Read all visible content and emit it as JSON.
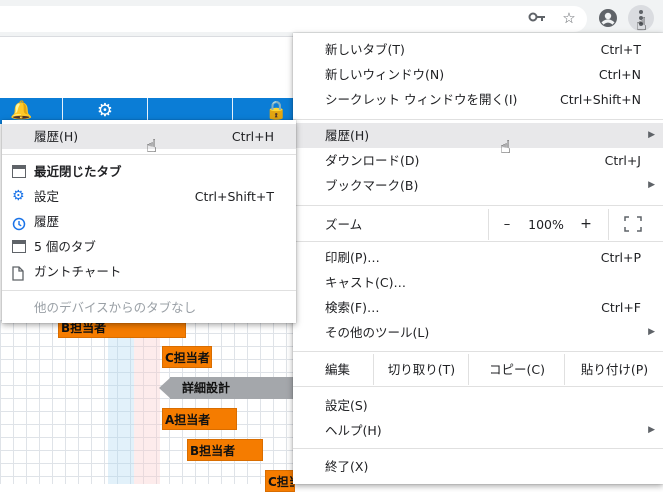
{
  "toolbar": {
    "key_icon": "key-icon",
    "star_icon": "star-icon",
    "profile_icon": "account-circle-icon",
    "menu_icon": "three-dots-vertical-icon"
  },
  "page": {
    "tasks": [
      {
        "label": "B担当者"
      },
      {
        "label": "C担当者"
      },
      {
        "label": "詳細設計"
      },
      {
        "label": "A担当者"
      },
      {
        "label": "B担当者"
      },
      {
        "label": "C担当者"
      }
    ]
  },
  "main_menu": {
    "new_tab": {
      "label": "新しいタブ(T)",
      "shortcut": "Ctrl+T"
    },
    "new_window": {
      "label": "新しいウィンドウ(N)",
      "shortcut": "Ctrl+N"
    },
    "incognito": {
      "label": "シークレット ウィンドウを開く(I)",
      "shortcut": "Ctrl+Shift+N"
    },
    "history": {
      "label": "履歴(H)"
    },
    "downloads": {
      "label": "ダウンロード(D)",
      "shortcut": "Ctrl+J"
    },
    "bookmarks": {
      "label": "ブックマーク(B)"
    },
    "zoom": {
      "label": "ズーム",
      "minus": "–",
      "value": "100%",
      "plus": "+"
    },
    "print": {
      "label": "印刷(P)…",
      "shortcut": "Ctrl+P"
    },
    "cast": {
      "label": "キャスト(C)…"
    },
    "find": {
      "label": "検索(F)…",
      "shortcut": "Ctrl+F"
    },
    "more_tools": {
      "label": "その他のツール(L)"
    },
    "edit": {
      "label": "編集",
      "cut": "切り取り(T)",
      "copy": "コピー(C)",
      "paste": "貼り付け(P)"
    },
    "settings": {
      "label": "設定(S)"
    },
    "help": {
      "label": "ヘルプ(H)"
    },
    "exit": {
      "label": "終了(X)"
    }
  },
  "history_menu": {
    "history": {
      "label": "履歴(H)",
      "shortcut": "Ctrl+H"
    },
    "recently_closed": {
      "label": "最近閉じたタブ"
    },
    "settings": {
      "label": "設定",
      "shortcut": "Ctrl+Shift+T"
    },
    "history_entry": {
      "label": "履歴"
    },
    "five_tabs": {
      "label": "5 個のタブ"
    },
    "gantt_chart": {
      "label": "ガントチャート"
    },
    "no_other_devices": {
      "label": "他のデバイスからのタブなし"
    }
  }
}
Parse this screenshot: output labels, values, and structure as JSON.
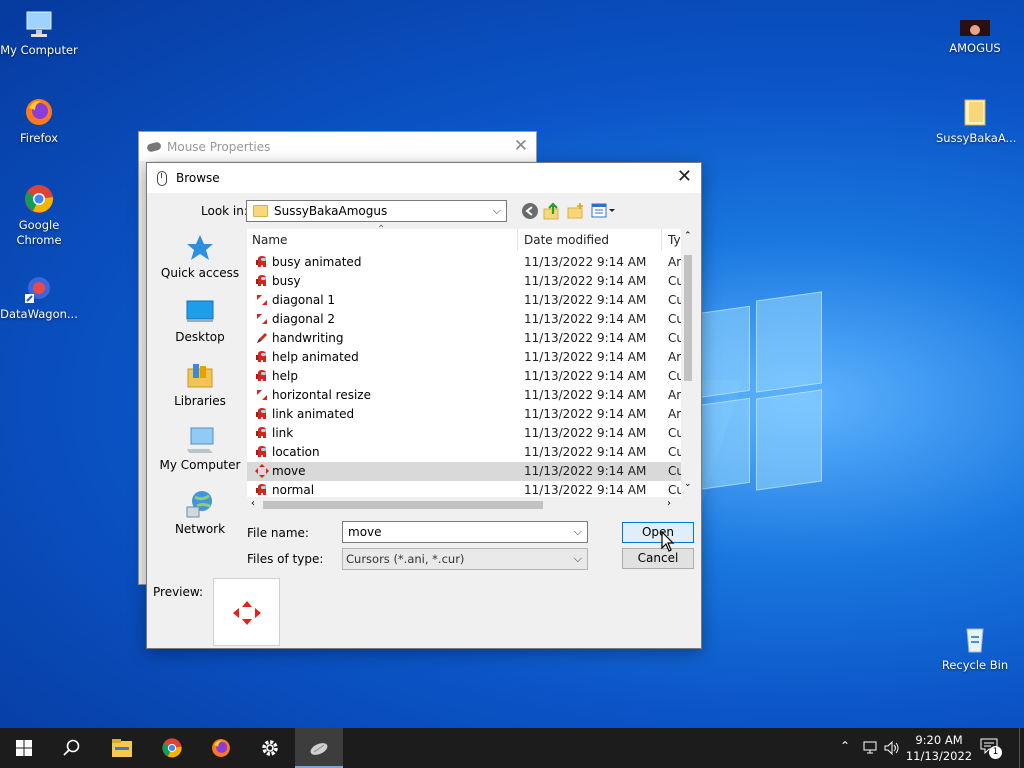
{
  "desktop": {
    "icons": [
      {
        "label": "My Computer"
      },
      {
        "label": "Firefox"
      },
      {
        "label": "Google Chrome"
      },
      {
        "label": "DataWagon..."
      },
      {
        "label": "AMOGUS"
      },
      {
        "label": "SussyBakaA..."
      },
      {
        "label": "Recycle Bin"
      }
    ]
  },
  "mouse_properties": {
    "title": "Mouse Properties"
  },
  "browse_dialog": {
    "title": "Browse",
    "look_in_label": "Look in:",
    "look_in_value": "SussyBakaAmogus",
    "places": [
      {
        "label": "Quick access"
      },
      {
        "label": "Desktop"
      },
      {
        "label": "Libraries"
      },
      {
        "label": "My Computer"
      },
      {
        "label": "Network"
      }
    ],
    "columns": {
      "name": "Name",
      "date": "Date modified",
      "type": "Ty"
    },
    "files": [
      {
        "name": "busy animated",
        "date": "11/13/2022 9:14 AM",
        "type": "Ar",
        "icon": "amogus"
      },
      {
        "name": "busy",
        "date": "11/13/2022 9:14 AM",
        "type": "Cu",
        "icon": "amogus"
      },
      {
        "name": "diagonal 1",
        "date": "11/13/2022 9:14 AM",
        "type": "Cu",
        "icon": "arrow"
      },
      {
        "name": "diagonal 2",
        "date": "11/13/2022 9:14 AM",
        "type": "Cu",
        "icon": "arrow"
      },
      {
        "name": "handwriting",
        "date": "11/13/2022 9:14 AM",
        "type": "Cu",
        "icon": "pen"
      },
      {
        "name": "help animated",
        "date": "11/13/2022 9:14 AM",
        "type": "Ar",
        "icon": "amogus"
      },
      {
        "name": "help",
        "date": "11/13/2022 9:14 AM",
        "type": "Cu",
        "icon": "amogus"
      },
      {
        "name": "horizontal resize",
        "date": "11/13/2022 9:14 AM",
        "type": "Ar",
        "icon": "arrow"
      },
      {
        "name": "link animated",
        "date": "11/13/2022 9:14 AM",
        "type": "Ar",
        "icon": "amogus"
      },
      {
        "name": "link",
        "date": "11/13/2022 9:14 AM",
        "type": "Cu",
        "icon": "amogus"
      },
      {
        "name": "location",
        "date": "11/13/2022 9:14 AM",
        "type": "Cu",
        "icon": "amogus"
      },
      {
        "name": "move",
        "date": "11/13/2022 9:14 AM",
        "type": "Cu",
        "icon": "move",
        "selected": true
      },
      {
        "name": "normal",
        "date": "11/13/2022 9:14 AM",
        "type": "Cu",
        "icon": "amogus"
      }
    ],
    "file_name_label": "File name:",
    "file_name_value": "move",
    "files_of_type_label": "Files of type:",
    "files_of_type_value": "Cursors (*.ani, *.cur)",
    "open_label": "Open",
    "cancel_label": "Cancel",
    "preview_label": "Preview:"
  },
  "taskbar": {
    "time": "9:20 AM",
    "date": "11/13/2022",
    "notification_count": "1"
  },
  "colors": {
    "accent": "#0078d7",
    "selection": "#d9d9d9",
    "taskbar": "#1c1c1c"
  }
}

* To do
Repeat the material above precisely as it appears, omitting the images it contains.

* Your response
Read all visible content and emit it as JSON.
{
  "toolbar": {
    "key_icon": "key-icon",
    "star_icon": "star-icon",
    "profile_icon": "account-circle-icon",
    "menu_icon": "three-dots-vertical-icon"
  },
  "page": {
    "tasks": [
      {
        "label": "B担当者"
      },
      {
        "label": "C担当者"
      },
      {
        "label": "詳細設計"
      },
      {
        "label": "A担当者"
      },
      {
        "label": "B担当者"
      },
      {
        "label": "C担当者"
      }
    ]
  },
  "main_menu": {
    "new_tab": {
      "label": "新しいタブ(T)",
      "shortcut": "Ctrl+T"
    },
    "new_window": {
      "label": "新しいウィンドウ(N)",
      "shortcut": "Ctrl+N"
    },
    "incognito": {
      "label": "シークレット ウィンドウを開く(I)",
      "shortcut": "Ctrl+Shift+N"
    },
    "history": {
      "label": "履歴(H)"
    },
    "downloads": {
      "label": "ダウンロード(D)",
      "shortcut": "Ctrl+J"
    },
    "bookmarks": {
      "label": "ブックマーク(B)"
    },
    "zoom": {
      "label": "ズーム",
      "minus": "–",
      "value": "100%",
      "plus": "+"
    },
    "print": {
      "label": "印刷(P)…",
      "shortcut": "Ctrl+P"
    },
    "cast": {
      "label": "キャスト(C)…"
    },
    "find": {
      "label": "検索(F)…",
      "shortcut": "Ctrl+F"
    },
    "more_tools": {
      "label": "その他のツール(L)"
    },
    "edit": {
      "label": "編集",
      "cut": "切り取り(T)",
      "copy": "コピー(C)",
      "paste": "貼り付け(P)"
    },
    "settings": {
      "label": "設定(S)"
    },
    "help": {
      "label": "ヘルプ(H)"
    },
    "exit": {
      "label": "終了(X)"
    }
  },
  "history_menu": {
    "history": {
      "label": "履歴(H)",
      "shortcut": "Ctrl+H"
    },
    "recently_closed": {
      "label": "最近閉じたタブ"
    },
    "settings": {
      "label": "設定",
      "shortcut": "Ctrl+Shift+T"
    },
    "history_entry": {
      "label": "履歴"
    },
    "five_tabs": {
      "label": "5 個のタブ"
    },
    "gantt_chart": {
      "label": "ガントチャート"
    },
    "no_other_devices": {
      "label": "他のデバイスからのタブなし"
    }
  }
}
Parse this screenshot: output labels, values, and structure as JSON.
{
  "desktop": {
    "icons": [
      {
        "label": "My Computer"
      },
      {
        "label": "Firefox"
      },
      {
        "label": "Google Chrome"
      },
      {
        "label": "DataWagon..."
      },
      {
        "label": "AMOGUS"
      },
      {
        "label": "SussyBakaA..."
      },
      {
        "label": "Recycle Bin"
      }
    ]
  },
  "mouse_properties": {
    "title": "Mouse Properties"
  },
  "browse_dialog": {
    "title": "Browse",
    "look_in_label": "Look in:",
    "look_in_value": "SussyBakaAmogus",
    "places": [
      {
        "label": "Quick access"
      },
      {
        "label": "Desktop"
      },
      {
        "label": "Libraries"
      },
      {
        "label": "My Computer"
      },
      {
        "label": "Network"
      }
    ],
    "columns": {
      "name": "Name",
      "date": "Date modified",
      "type": "Ty"
    },
    "files": [
      {
        "name": "busy animated",
        "date": "11/13/2022 9:14 AM",
        "type": "Ar",
        "icon": "amogus"
      },
      {
        "name": "busy",
        "date": "11/13/2022 9:14 AM",
        "type": "Cu",
        "icon": "amogus"
      },
      {
        "name": "diagonal 1",
        "date": "11/13/2022 9:14 AM",
        "type": "Cu",
        "icon": "arrow"
      },
      {
        "name": "diagonal 2",
        "date": "11/13/2022 9:14 AM",
        "type": "Cu",
        "icon": "arrow"
      },
      {
        "name": "handwriting",
        "date": "11/13/2022 9:14 AM",
        "type": "Cu",
        "icon": "pen"
      },
      {
        "name": "help animated",
        "date": "11/13/2022 9:14 AM",
        "type": "Ar",
        "icon": "amogus"
      },
      {
        "name": "help",
        "date": "11/13/2022 9:14 AM",
        "type": "Cu",
        "icon": "amogus"
      },
      {
        "name": "horizontal resize",
        "date": "11/13/2022 9:14 AM",
        "type": "Ar",
        "icon": "arrow"
      },
      {
        "name": "link animated",
        "date": "11/13/2022 9:14 AM",
        "type": "Ar",
        "icon": "amogus"
      },
      {
        "name": "link",
        "date": "11/13/2022 9:14 AM",
        "type": "Cu",
        "icon": "amogus"
      },
      {
        "name": "location",
        "date": "11/13/2022 9:14 AM",
        "type": "Cu",
        "icon": "amogus"
      },
      {
        "name": "move",
        "date": "11/13/2022 9:14 AM",
        "type": "Cu",
        "icon": "move",
        "selected": true
      },
      {
        "name": "normal",
        "date": "11/13/2022 9:14 AM",
        "type": "Cu",
        "icon": "amogus"
      }
    ],
    "file_name_label": "File name:",
    "file_name_value": "move",
    "files_of_type_label": "Files of type:",
    "files_of_type_value": "Cursors (*.ani, *.cur)",
    "open_label": "Open",
    "cancel_label": "Cancel",
    "preview_label": "Preview:"
  },
  "taskbar": {
    "time": "9:20 AM",
    "date": "11/13/2022",
    "notification_count": "1"
  },
  "colors": {
    "accent": "#0078d7",
    "selection": "#d9d9d9",
    "taskbar": "#1c1c1c"
  }
}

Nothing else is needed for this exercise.